Sherlock’s second season wraps up with “The Final Problem”, rewritten as “The Reichenbach Fall” by Steve Thompson (who also wrote “The Blind Banker”) and as directed by Toby Haynes (veteran of Doctor Who and Wallander). It’s a clever title—fans of Arthur Conan Doyle will recognize the name as the location where Sherlock Holmes met his fate with his arch-nemesis James Moriarty, but if you hadn’t read the stories it wouldn’t give anything away. For me, as a reader of the ACD books, I knew immediately what this episode would bring, and yet I was still totally floored by the final half-hour of the episode. Continue reading “Sherlock 2.3: The most ambitious 30 minutes on television”

Sherlock 2.2: The Hounds of Baskerville

In season one of Sherlock, the second of the three episodes, “The Blind Banker”, was generally considered the weakest of the three. I think the same goes for season two. “The Hounds of Baskerville”, an update of Arthur Conan Doyle’s most famous Holmes story, as written by series co-creator and the man behind Mycroft, Mark Gatiss, is the weakest link. To be fair to both “Banker” and “Hounds”, though, saying one is the weakest episode of Sherlock is like saying that Henry VIII is Shakespeare’s worst play—it’s still better than 98% of all the things in the world. And really, what drags down “Hounds” is not any substantial misfire in Gatiss’ script and it is certainly not anything to do with the actors or even Paul McGuigan’s direction, it’s more a matter of tone and one stupefyingly bad decision. Continue reading “Sherlock 2.2: The Hounds of Baskerville”

Sherlock 2.1: A Scandal in Belgravia

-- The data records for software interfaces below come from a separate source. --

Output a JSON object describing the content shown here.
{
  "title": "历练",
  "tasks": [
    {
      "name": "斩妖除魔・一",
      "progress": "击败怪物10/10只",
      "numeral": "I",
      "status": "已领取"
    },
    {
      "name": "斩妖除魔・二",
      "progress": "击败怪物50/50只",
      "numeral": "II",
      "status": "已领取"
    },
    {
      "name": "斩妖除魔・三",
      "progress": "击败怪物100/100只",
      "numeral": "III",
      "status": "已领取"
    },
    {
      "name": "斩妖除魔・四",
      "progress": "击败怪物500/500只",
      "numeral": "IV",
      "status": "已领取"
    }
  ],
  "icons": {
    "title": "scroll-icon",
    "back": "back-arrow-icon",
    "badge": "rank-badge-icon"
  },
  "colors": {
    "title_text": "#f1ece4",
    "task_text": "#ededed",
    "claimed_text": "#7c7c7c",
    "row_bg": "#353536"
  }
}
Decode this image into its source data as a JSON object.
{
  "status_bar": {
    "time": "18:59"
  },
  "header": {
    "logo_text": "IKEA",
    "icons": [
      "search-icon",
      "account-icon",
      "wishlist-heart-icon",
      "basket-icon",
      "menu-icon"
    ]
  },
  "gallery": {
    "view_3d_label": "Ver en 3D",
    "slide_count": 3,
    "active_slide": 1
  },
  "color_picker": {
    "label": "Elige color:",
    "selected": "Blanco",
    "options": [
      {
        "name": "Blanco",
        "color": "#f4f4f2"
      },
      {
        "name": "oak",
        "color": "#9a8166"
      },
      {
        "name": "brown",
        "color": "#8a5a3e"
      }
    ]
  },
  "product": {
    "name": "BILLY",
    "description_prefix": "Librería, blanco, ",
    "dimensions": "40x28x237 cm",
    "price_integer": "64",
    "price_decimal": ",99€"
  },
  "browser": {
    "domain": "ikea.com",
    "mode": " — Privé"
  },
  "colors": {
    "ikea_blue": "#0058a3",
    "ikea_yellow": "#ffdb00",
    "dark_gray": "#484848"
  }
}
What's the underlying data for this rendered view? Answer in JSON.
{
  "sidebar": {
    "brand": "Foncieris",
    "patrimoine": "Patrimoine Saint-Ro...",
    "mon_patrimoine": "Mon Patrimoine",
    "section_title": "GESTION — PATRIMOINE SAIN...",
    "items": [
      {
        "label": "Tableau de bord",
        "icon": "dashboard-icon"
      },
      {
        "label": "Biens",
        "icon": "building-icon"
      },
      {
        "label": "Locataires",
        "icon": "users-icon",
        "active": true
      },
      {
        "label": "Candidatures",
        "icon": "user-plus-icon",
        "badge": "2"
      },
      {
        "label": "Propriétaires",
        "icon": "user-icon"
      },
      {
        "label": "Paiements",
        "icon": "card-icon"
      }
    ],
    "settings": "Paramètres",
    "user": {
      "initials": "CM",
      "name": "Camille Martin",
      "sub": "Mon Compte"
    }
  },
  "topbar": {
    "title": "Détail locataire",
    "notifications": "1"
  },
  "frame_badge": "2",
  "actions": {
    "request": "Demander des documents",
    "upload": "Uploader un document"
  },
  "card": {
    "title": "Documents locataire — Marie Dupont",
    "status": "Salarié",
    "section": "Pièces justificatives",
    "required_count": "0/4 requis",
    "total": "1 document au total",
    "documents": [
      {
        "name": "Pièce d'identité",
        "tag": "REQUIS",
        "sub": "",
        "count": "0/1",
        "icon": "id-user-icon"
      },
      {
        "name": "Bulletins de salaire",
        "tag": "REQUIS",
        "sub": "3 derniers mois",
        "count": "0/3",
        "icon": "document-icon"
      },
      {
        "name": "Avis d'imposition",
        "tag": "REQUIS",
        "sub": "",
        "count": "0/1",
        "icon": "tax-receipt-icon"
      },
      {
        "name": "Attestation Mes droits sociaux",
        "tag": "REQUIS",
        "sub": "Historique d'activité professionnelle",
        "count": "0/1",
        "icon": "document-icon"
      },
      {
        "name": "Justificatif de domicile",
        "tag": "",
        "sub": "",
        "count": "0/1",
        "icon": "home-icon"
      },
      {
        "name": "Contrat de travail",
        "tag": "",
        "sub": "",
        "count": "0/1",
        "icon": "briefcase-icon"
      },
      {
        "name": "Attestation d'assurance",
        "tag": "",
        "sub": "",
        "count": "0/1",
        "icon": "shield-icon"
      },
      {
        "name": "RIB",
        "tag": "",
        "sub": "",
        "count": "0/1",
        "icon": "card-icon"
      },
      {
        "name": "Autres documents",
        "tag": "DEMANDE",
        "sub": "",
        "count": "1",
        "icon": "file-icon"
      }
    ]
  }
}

First and foremost let me express my deep disappointment with whoever made the call to edit Sherlock for American television. Not only is it supremely annoying to not receive the same program as was originally aired, but in this day and age, when everything is online, you simply can’t do that kind of thing without getting caught out and made to look stupid. There’s no good reason for that kind of tampering. It bothers me because one of the cuts removed a key character moment. The scenes between John and Sherlock with the ashtray, while funny, really don’t have anything to do with the plot, but the scene between Mycroft and Sherlock when Sherlock says, “Sex doesn’t alarm me,” and Mycroft responds, “How would you know?” not only illuminates something about Sherlock, but about his relationship with Mycroft. It’s a key moment and I cannot believe it was cut.  Whatever, that happened and it’s shitty, and now let’s talk about Sherlock season two, episode one. Continue reading “Sherlock 2.1: A Scandal in Belgravia”